#### DATA FOR REVIEW ####
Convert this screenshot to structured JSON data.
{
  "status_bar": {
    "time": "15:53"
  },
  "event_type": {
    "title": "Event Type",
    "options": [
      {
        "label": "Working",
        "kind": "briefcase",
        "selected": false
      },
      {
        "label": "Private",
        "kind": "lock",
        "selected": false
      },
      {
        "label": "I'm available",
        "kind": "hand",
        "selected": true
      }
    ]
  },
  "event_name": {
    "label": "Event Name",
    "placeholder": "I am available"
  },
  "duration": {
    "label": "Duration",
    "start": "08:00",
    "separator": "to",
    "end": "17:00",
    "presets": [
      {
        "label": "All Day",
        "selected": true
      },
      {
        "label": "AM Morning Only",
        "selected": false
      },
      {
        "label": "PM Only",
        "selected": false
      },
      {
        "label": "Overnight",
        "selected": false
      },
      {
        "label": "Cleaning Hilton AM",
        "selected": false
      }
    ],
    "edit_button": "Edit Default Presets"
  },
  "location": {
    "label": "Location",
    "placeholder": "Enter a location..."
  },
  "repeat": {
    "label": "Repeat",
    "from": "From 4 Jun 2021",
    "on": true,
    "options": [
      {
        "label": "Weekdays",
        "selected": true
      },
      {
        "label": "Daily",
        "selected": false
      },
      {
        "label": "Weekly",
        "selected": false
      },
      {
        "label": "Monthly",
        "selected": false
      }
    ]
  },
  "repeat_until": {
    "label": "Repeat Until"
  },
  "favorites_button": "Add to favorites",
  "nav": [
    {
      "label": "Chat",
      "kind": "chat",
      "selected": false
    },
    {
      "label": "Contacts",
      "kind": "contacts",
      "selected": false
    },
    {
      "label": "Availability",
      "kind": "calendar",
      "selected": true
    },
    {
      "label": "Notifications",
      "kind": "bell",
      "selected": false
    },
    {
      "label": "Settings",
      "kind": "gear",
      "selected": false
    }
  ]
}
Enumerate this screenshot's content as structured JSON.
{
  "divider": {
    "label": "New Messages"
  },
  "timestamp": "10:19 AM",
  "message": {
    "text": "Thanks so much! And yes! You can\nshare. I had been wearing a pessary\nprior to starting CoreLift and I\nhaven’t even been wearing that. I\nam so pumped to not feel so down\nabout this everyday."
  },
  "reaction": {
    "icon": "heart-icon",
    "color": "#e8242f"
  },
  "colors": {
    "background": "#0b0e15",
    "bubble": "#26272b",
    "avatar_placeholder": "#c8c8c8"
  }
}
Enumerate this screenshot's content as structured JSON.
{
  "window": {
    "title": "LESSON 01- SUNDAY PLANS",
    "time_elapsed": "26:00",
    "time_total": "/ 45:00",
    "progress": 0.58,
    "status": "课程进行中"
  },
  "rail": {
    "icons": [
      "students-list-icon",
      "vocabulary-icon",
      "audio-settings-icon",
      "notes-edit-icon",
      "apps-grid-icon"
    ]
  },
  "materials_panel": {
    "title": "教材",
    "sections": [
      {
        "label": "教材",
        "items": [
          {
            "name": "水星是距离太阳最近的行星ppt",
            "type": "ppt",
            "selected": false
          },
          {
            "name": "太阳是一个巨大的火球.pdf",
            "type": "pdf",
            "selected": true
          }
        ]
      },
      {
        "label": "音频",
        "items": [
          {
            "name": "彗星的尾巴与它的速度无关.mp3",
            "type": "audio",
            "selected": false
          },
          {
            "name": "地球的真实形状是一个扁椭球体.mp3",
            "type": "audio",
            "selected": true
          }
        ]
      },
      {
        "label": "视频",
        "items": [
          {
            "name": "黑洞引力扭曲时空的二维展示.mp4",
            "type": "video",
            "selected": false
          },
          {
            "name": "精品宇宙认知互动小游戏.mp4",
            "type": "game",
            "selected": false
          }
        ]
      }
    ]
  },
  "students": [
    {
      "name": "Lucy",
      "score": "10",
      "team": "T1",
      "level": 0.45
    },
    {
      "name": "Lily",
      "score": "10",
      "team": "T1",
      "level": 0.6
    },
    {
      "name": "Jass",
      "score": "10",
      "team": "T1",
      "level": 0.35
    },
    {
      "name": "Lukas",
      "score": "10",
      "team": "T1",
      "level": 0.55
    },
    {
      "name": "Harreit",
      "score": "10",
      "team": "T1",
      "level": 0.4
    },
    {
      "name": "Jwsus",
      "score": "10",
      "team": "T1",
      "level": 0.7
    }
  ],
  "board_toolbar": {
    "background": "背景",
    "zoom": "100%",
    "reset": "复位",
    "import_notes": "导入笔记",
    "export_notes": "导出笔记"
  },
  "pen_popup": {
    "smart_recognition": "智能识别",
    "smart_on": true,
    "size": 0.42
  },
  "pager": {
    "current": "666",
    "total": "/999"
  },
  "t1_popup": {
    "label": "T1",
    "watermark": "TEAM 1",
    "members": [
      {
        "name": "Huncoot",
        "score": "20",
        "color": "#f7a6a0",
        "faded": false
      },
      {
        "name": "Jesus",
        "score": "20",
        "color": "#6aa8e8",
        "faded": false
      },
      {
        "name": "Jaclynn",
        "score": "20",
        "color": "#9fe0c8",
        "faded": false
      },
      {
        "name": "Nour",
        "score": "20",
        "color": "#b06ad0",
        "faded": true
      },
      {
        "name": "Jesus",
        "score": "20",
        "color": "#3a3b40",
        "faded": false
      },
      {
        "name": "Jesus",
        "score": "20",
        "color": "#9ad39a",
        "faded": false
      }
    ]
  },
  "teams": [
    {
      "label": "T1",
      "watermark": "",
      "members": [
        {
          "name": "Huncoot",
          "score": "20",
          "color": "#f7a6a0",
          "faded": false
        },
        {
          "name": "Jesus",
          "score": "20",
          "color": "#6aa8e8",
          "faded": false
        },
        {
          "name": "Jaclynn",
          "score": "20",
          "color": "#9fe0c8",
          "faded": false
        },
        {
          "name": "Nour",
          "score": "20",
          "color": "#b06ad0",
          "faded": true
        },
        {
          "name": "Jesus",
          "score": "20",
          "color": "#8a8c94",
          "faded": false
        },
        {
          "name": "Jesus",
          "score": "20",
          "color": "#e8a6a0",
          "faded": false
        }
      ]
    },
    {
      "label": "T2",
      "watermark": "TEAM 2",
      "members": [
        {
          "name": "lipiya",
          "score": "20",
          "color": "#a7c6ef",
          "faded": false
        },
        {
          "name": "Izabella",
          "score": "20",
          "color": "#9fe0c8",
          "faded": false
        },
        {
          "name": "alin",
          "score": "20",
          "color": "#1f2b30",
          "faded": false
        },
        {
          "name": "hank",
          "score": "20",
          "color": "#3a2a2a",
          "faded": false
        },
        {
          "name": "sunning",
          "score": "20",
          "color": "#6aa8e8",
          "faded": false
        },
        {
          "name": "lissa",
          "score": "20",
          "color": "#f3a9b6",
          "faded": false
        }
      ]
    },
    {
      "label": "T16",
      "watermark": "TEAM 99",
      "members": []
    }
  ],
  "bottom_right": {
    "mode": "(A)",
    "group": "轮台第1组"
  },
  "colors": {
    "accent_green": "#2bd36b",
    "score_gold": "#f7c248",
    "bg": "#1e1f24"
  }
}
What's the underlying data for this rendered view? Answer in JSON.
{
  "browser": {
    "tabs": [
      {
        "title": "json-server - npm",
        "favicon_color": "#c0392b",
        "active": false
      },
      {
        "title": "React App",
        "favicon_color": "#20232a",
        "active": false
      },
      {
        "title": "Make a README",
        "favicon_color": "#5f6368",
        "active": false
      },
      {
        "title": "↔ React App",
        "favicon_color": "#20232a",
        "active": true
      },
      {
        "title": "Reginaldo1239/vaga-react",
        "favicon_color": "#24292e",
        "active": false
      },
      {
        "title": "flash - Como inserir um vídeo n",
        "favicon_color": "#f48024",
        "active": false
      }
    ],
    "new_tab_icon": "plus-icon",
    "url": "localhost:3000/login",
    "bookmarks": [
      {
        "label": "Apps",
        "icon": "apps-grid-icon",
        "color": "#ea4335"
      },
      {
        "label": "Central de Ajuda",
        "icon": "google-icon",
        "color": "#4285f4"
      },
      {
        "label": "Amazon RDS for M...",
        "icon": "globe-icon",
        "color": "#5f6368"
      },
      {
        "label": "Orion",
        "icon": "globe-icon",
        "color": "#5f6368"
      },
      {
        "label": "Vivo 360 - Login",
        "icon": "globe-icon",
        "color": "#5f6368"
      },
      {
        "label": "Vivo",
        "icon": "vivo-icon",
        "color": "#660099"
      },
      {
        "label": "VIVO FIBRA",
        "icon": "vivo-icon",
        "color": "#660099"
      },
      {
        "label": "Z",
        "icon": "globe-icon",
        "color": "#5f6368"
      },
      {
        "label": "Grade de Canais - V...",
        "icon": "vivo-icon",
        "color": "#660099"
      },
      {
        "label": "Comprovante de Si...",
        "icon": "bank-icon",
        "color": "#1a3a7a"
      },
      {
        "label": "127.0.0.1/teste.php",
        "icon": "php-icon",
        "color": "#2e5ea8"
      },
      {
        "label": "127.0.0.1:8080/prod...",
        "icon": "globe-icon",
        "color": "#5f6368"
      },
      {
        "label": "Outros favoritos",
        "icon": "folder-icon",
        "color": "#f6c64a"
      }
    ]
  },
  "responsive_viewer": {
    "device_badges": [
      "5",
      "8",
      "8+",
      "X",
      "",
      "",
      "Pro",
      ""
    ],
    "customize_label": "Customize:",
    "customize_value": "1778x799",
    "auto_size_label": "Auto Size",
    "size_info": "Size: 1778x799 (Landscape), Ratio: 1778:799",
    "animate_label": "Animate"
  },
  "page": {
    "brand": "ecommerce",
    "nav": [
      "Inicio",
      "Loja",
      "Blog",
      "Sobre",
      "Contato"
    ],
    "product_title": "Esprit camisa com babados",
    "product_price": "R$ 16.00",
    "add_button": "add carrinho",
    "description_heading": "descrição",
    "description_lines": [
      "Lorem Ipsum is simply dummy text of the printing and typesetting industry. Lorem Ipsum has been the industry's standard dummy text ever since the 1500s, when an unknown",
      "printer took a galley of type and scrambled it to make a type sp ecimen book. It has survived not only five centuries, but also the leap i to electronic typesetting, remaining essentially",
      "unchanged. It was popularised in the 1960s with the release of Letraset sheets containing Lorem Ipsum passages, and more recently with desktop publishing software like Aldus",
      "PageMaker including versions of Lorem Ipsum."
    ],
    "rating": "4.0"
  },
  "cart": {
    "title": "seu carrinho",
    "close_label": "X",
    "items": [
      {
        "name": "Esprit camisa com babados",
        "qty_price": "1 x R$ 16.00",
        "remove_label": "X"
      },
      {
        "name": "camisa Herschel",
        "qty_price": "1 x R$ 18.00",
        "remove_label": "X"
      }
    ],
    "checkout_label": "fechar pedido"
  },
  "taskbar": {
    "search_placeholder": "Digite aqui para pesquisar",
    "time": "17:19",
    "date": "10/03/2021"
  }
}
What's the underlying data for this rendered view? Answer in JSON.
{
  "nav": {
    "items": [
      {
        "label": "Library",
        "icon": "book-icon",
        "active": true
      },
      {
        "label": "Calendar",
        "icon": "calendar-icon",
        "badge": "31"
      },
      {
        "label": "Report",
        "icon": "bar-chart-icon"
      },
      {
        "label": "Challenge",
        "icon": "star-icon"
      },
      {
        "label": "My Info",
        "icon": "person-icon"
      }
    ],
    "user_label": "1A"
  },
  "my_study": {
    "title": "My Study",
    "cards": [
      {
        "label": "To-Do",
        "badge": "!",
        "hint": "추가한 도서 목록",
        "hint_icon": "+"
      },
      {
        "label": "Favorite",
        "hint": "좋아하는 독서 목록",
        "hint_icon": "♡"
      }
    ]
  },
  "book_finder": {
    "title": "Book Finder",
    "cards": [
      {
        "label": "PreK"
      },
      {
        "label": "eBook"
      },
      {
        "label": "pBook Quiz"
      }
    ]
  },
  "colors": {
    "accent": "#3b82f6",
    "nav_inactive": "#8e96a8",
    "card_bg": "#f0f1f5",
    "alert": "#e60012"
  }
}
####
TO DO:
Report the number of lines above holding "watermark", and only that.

ANSWER SPACE:
4